The Guardian is bitching and whining – dear god, are they ever!** – about how unhealthy cheese can be, and why we should seek out healthier versions. Well, here’s a thought – no, we bloody shouldn’t! Because no normal person eats enough cheese to be at risk, and even if they did, metabolisms differ widely, as does any risk.
Cheese – fatty, salty, cheese – is just the latest target of the food fascists – the people who would strip every last scintilla of pleasure from eating but, like their previous targets, processed meats, smoked meats and fish, sausages, butter, eggs, pickles, – you name it, at some point some bugger will tell you it’s going to kill you – there isn’t a problem. For example, I’ve just laid in some very nice Long Clawson Stilton for Christmas. Stilton is notoriously salty and fatty but, here’s the thing, I don’t eat it every day, so it’s not going to harm me.
The fact is that no normal person eats these so-called dangerous foods in sufficient quantity to put themselves at risk. You would probably have to eat an insane amount of bacon, for example, before the potentially carcinogenic nitrites did you any harm. If, indeed, they ever did.
All these health panics so beloved of the Daily Mail are, all too often, simply half-arsed research, based on test populations that are far too small to return statistically valid results, or they’re based on studies involving force-feeding lab rats and mice the “suspect” food in entirely unnatural quantities, then spreading alarm and despondency when – almost inevitably – they die.
For years I’ve been preserving chillies in olive oil. I mentioned this on Twitter on one occasion, and then had some bloody woman pounce on me saying I was going to die of botulism poisoning! Despite the fact that I obviously hadn’t!
In the Guardian, today, a commenter mentioned that they bottled their own antipasti in olive oil, only for someone to pop up and tell them they were at risk of botulism. This, despite the fact that Italians, for many years, probably for centuries, have produced the stuff in vast quantities, both domestically and commercially, and have conspicuously failed to die in noticeable numbers from botulism poisoning (their air-dried salamis carry a higher risk of botulism – no-one panics about that).
It’s a fact that, no matter what you do that’s food related, or what you eat, some bugger will pop out of the woodwork and tell you you’re going to die horribly.
Take me, for example. I love cheese, and for much of my working life I’d take cheese sandwiches (on buttered bread – oh, the horror!), for lunch. When out walking on Sundays, in the winter, I’d be sustained by a slab of fruitcake, sliced and interleaved with butter – high-energy food, low weight. In 1996, when I had an angiogram, despite having eaten a a typical, and allegedly unhealthy, diet for most of my life, my arteries were pristine.

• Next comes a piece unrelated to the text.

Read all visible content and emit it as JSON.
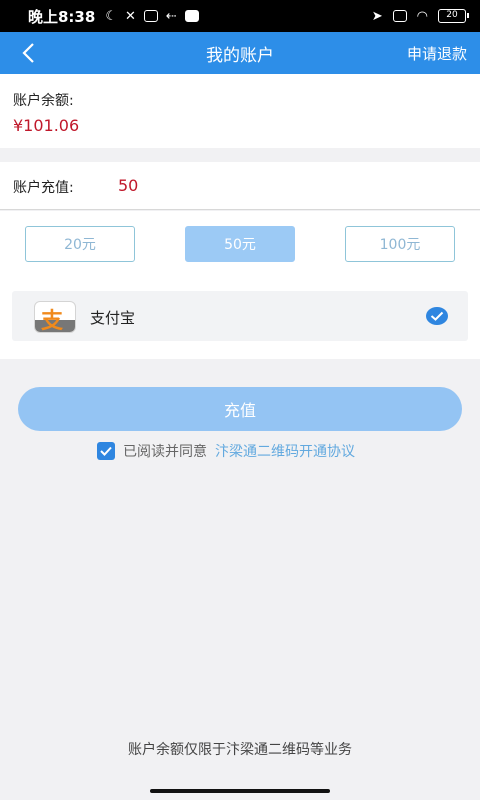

And what does that prove? It proves you simply cannot generalise about what is or is not unhealthy, and some people metabolise fats better than others.
It’s a fact that pretty much all the unhealthy foods that, according to the Mail, all too frequently, are going to turn on us and kill us, are perfectly safe eaten in moderation. Take salt. It’s a given that salt is best avoided if you have heart problems, but I have only one meal a day, so I don’t bother worrying about salt because my consumption is far less than the norm for people who eat three meals a day. If I, too, ate three meals, then I might have cause to worry. But I don’t.
The same with bacon. The salt and nitrites** are claimed to be potentially lethal, but I could count the number of times a year I eat bacon on my fingers, and still have a few left over, so my risk is vanishingly small.
**Sodium nitrite gives bacon and ham its traditional pink colour.
Some years ago, there was a coffee scare – drink coffee, and you might as well order your coffin with your espresso. When examined closely, though, the data referred solely to a small population somewhere in rural Scandinavia who routinely put ground coffee in a saucepan, with water, and let it boil for hours, extracting a whole range of undesirable chemicals that people who drank normally-made coffee would never even encounter (in an espresso, for example, the water is in contact with the ground coffee for just a few seconds). Didn’t stop papers like the Mail running horror stories about it, though.
Traditionally-smoked fish – which is to say fish that’s been brined and hung in a smokehouse, not just dunked in a bucket of dye and pretend smoke flavour – has been claimed to contain potentially life-threatening toxins but who, really, eats smoked fish in sufficient quantity to be at risk?
What the Guardian, and all the other dreary, killjoy, alarmists completely ignore is that people simply don’t eat enough of the suspect foods to be in any danger – moderation and variety take care of the problem.
Doubtless, there is still a small population of upper-clarss numpties insisting on kippers for breakfast every day, along with their bacon and eggs, but I haven’t seen any headlines screaming “Lord Numbnuts of Moronshire dies of kipper poisoning!”. And that’s mainly because people aren’t lab rats, and they don’t, as the unfortunate rodents are forced to do, eat ONLY kippers, or anything else, until they expire.
And, by the way, my pickled eggs are excellent, thanks for asking. And later today I shall be starting the first phase of curing my own Spanish panceta, which I am quite confident isn’t going to waylay me with botulism, further down the line.